-- EXERCISE PROMPT --
Work through the entries below and report how many lines include "Blocked". The number alone is the answer.

-- LISTED ENTRIES --

□ □ □ □ □

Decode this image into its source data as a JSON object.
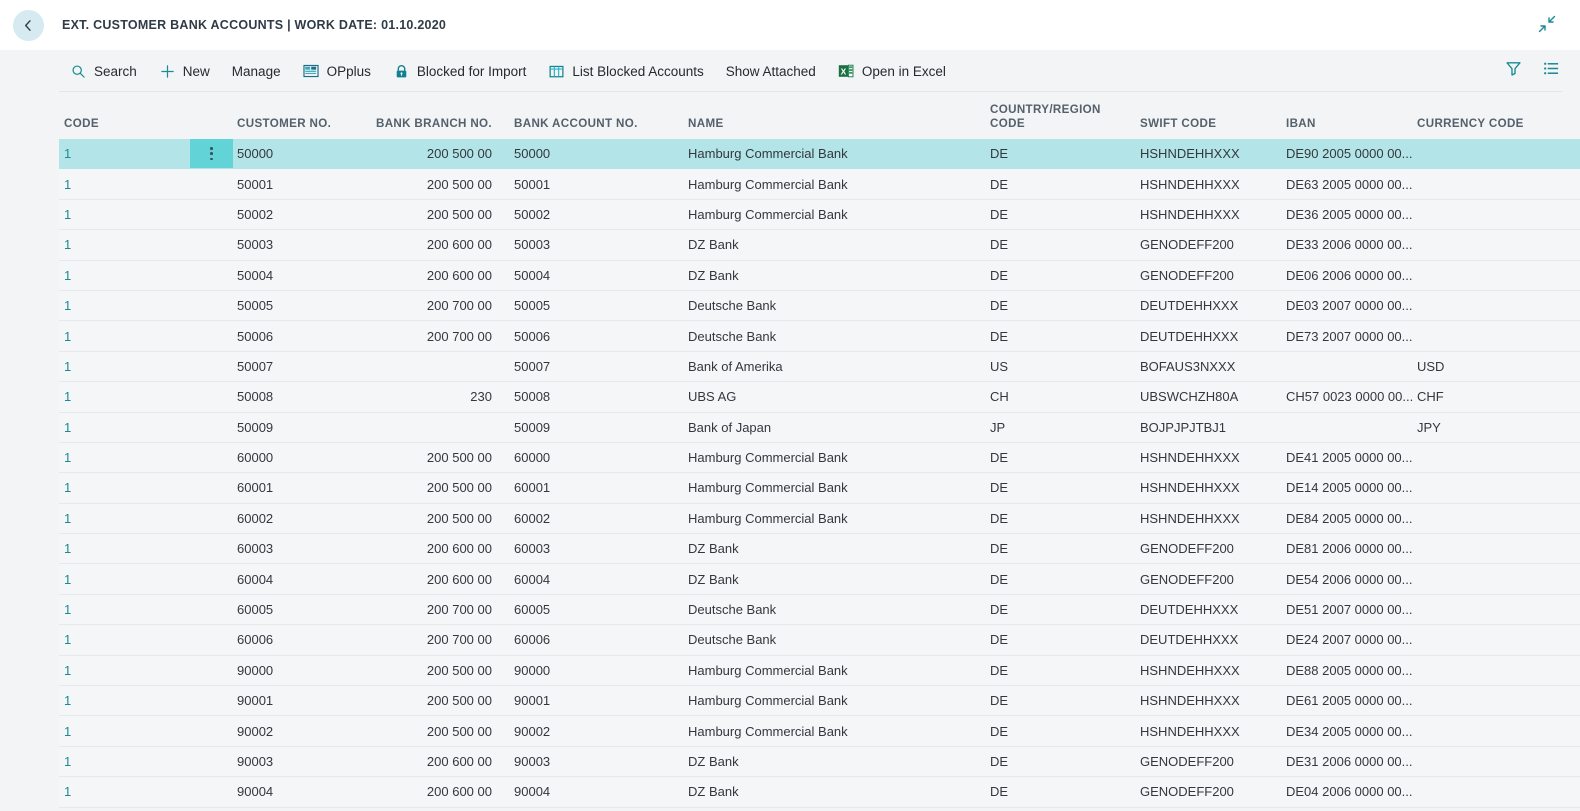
{
  "titlebar": {
    "back_icon": "back-arrow-icon",
    "title": "EXT. CUSTOMER BANK ACCOUNTS | WORK DATE: 01.10.2020",
    "collapse_icon": "collapse-diagonal-arrows-icon"
  },
  "toolbar": {
    "items": [
      {
        "label": "Search",
        "icon": "search-icon"
      },
      {
        "label": "New",
        "icon": "plus-icon"
      },
      {
        "label": "Manage",
        "icon": "none"
      },
      {
        "label": "OPplus",
        "icon": "opplus-grid-icon"
      },
      {
        "label": "Blocked for Import",
        "icon": "lock-icon"
      },
      {
        "label": "List Blocked Accounts",
        "icon": "list-table-icon"
      },
      {
        "label": "Show Attached",
        "icon": "none"
      },
      {
        "label": "Open in Excel",
        "icon": "excel-icon"
      }
    ],
    "right_items": [
      {
        "name": "filter-icon",
        "label": "Filter"
      },
      {
        "name": "list-view-icon",
        "label": "List"
      }
    ]
  },
  "colors": {
    "accent": "#1a8a94",
    "selection": "#b3e5e8",
    "row_menu": "#62d4d8",
    "excel_green": "#1d7044",
    "page_bg": "#f2f4f6"
  },
  "table": {
    "columns": [
      {
        "key": "code",
        "label": "CODE",
        "align": "left"
      },
      {
        "key": "customer_no",
        "label": "CUSTOMER NO.",
        "align": "left"
      },
      {
        "key": "bank_branch_no",
        "label": "BANK BRANCH NO.",
        "align": "right"
      },
      {
        "key": "bank_account_no",
        "label": "BANK ACCOUNT NO.",
        "align": "left"
      },
      {
        "key": "name",
        "label": "NAME",
        "align": "left"
      },
      {
        "key": "country_region_code",
        "label": "COUNTRY/REGION\nCODE",
        "align": "left"
      },
      {
        "key": "swift_code",
        "label": "SWIFT CODE",
        "align": "left"
      },
      {
        "key": "iban",
        "label": "IBAN",
        "align": "left"
      },
      {
        "key": "currency_code",
        "label": "CURRENCY CODE",
        "align": "left"
      }
    ],
    "selected_row_index": 0,
    "rows": [
      {
        "code": "1",
        "customer_no": "50000",
        "bank_branch_no": "200 500 00",
        "bank_account_no": "50000",
        "name": "Hamburg Commercial Bank",
        "country_region_code": "DE",
        "swift_code": "HSHNDEHHXXX",
        "iban": "DE90 2005 0000 00...",
        "currency_code": ""
      },
      {
        "code": "1",
        "customer_no": "50001",
        "bank_branch_no": "200 500 00",
        "bank_account_no": "50001",
        "name": "Hamburg Commercial Bank",
        "country_region_code": "DE",
        "swift_code": "HSHNDEHHXXX",
        "iban": "DE63 2005 0000 00...",
        "currency_code": ""
      },
      {
        "code": "1",
        "customer_no": "50002",
        "bank_branch_no": "200 500 00",
        "bank_account_no": "50002",
        "name": "Hamburg Commercial Bank",
        "country_region_code": "DE",
        "swift_code": "HSHNDEHHXXX",
        "iban": "DE36 2005 0000 00...",
        "currency_code": ""
      },
      {
        "code": "1",
        "customer_no": "50003",
        "bank_branch_no": "200 600 00",
        "bank_account_no": "50003",
        "name": "DZ Bank",
        "country_region_code": "DE",
        "swift_code": "GENODEFF200",
        "iban": "DE33 2006 0000 00...",
        "currency_code": ""
      },
      {
        "code": "1",
        "customer_no": "50004",
        "bank_branch_no": "200 600 00",
        "bank_account_no": "50004",
        "name": "DZ Bank",
        "country_region_code": "DE",
        "swift_code": "GENODEFF200",
        "iban": "DE06 2006 0000 00...",
        "currency_code": ""
      },
      {
        "code": "1",
        "customer_no": "50005",
        "bank_branch_no": "200 700 00",
        "bank_account_no": "50005",
        "name": "Deutsche Bank",
        "country_region_code": "DE",
        "swift_code": "DEUTDEHHXXX",
        "iban": "DE03 2007 0000 00...",
        "currency_code": ""
      },
      {
        "code": "1",
        "customer_no": "50006",
        "bank_branch_no": "200 700 00",
        "bank_account_no": "50006",
        "name": "Deutsche Bank",
        "country_region_code": "DE",
        "swift_code": "DEUTDEHHXXX",
        "iban": "DE73 2007 0000 00...",
        "currency_code": ""
      },
      {
        "code": "1",
        "customer_no": "50007",
        "bank_branch_no": "",
        "bank_account_no": "50007",
        "name": "Bank of Amerika",
        "country_region_code": "US",
        "swift_code": "BOFAUS3NXXX",
        "iban": "",
        "currency_code": "USD"
      },
      {
        "code": "1",
        "customer_no": "50008",
        "bank_branch_no": "230",
        "bank_account_no": "50008",
        "name": "UBS AG",
        "country_region_code": "CH",
        "swift_code": "UBSWCHZH80A",
        "iban": "CH57 0023 0000 00...",
        "currency_code": "CHF"
      },
      {
        "code": "1",
        "customer_no": "50009",
        "bank_branch_no": "",
        "bank_account_no": "50009",
        "name": "Bank of Japan",
        "country_region_code": "JP",
        "swift_code": "BOJPJPJTBJ1",
        "iban": "",
        "currency_code": "JPY"
      },
      {
        "code": "1",
        "customer_no": "60000",
        "bank_branch_no": "200 500 00",
        "bank_account_no": "60000",
        "name": "Hamburg Commercial Bank",
        "country_region_code": "DE",
        "swift_code": "HSHNDEHHXXX",
        "iban": "DE41 2005 0000 00...",
        "currency_code": ""
      },
      {
        "code": "1",
        "customer_no": "60001",
        "bank_branch_no": "200 500 00",
        "bank_account_no": "60001",
        "name": "Hamburg Commercial Bank",
        "country_region_code": "DE",
        "swift_code": "HSHNDEHHXXX",
        "iban": "DE14 2005 0000 00...",
        "currency_code": ""
      },
      {
        "code": "1",
        "customer_no": "60002",
        "bank_branch_no": "200 500 00",
        "bank_account_no": "60002",
        "name": "Hamburg Commercial Bank",
        "country_region_code": "DE",
        "swift_code": "HSHNDEHHXXX",
        "iban": "DE84 2005 0000 00...",
        "currency_code": ""
      },
      {
        "code": "1",
        "customer_no": "60003",
        "bank_branch_no": "200 600 00",
        "bank_account_no": "60003",
        "name": "DZ Bank",
        "country_region_code": "DE",
        "swift_code": "GENODEFF200",
        "iban": "DE81 2006 0000 00...",
        "currency_code": ""
      },
      {
        "code": "1",
        "customer_no": "60004",
        "bank_branch_no": "200 600 00",
        "bank_account_no": "60004",
        "name": "DZ Bank",
        "country_region_code": "DE",
        "swift_code": "GENODEFF200",
        "iban": "DE54 2006 0000 00...",
        "currency_code": ""
      },
      {
        "code": "1",
        "customer_no": "60005",
        "bank_branch_no": "200 700 00",
        "bank_account_no": "60005",
        "name": "Deutsche Bank",
        "country_region_code": "DE",
        "swift_code": "DEUTDEHHXXX",
        "iban": "DE51 2007 0000 00...",
        "currency_code": ""
      },
      {
        "code": "1",
        "customer_no": "60006",
        "bank_branch_no": "200 700 00",
        "bank_account_no": "60006",
        "name": "Deutsche Bank",
        "country_region_code": "DE",
        "swift_code": "DEUTDEHHXXX",
        "iban": "DE24 2007 0000 00...",
        "currency_code": ""
      },
      {
        "code": "1",
        "customer_no": "90000",
        "bank_branch_no": "200 500 00",
        "bank_account_no": "90000",
        "name": "Hamburg Commercial Bank",
        "country_region_code": "DE",
        "swift_code": "HSHNDEHHXXX",
        "iban": "DE88 2005 0000 00...",
        "currency_code": ""
      },
      {
        "code": "1",
        "customer_no": "90001",
        "bank_branch_no": "200 500 00",
        "bank_account_no": "90001",
        "name": "Hamburg Commercial Bank",
        "country_region_code": "DE",
        "swift_code": "HSHNDEHHXXX",
        "iban": "DE61 2005 0000 00...",
        "currency_code": ""
      },
      {
        "code": "1",
        "customer_no": "90002",
        "bank_branch_no": "200 500 00",
        "bank_account_no": "90002",
        "name": "Hamburg Commercial Bank",
        "country_region_code": "DE",
        "swift_code": "HSHNDEHHXXX",
        "iban": "DE34 2005 0000 00...",
        "currency_code": ""
      },
      {
        "code": "1",
        "customer_no": "90003",
        "bank_branch_no": "200 600 00",
        "bank_account_no": "90003",
        "name": "DZ Bank",
        "country_region_code": "DE",
        "swift_code": "GENODEFF200",
        "iban": "DE31 2006 0000 00...",
        "currency_code": ""
      },
      {
        "code": "1",
        "customer_no": "90004",
        "bank_branch_no": "200 600 00",
        "bank_account_no": "90004",
        "name": "DZ Bank",
        "country_region_code": "DE",
        "swift_code": "GENODEFF200",
        "iban": "DE04 2006 0000 00...",
        "currency_code": ""
      }
    ]
  }
}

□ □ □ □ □

-- RESULT OF THE EXERCISE --
2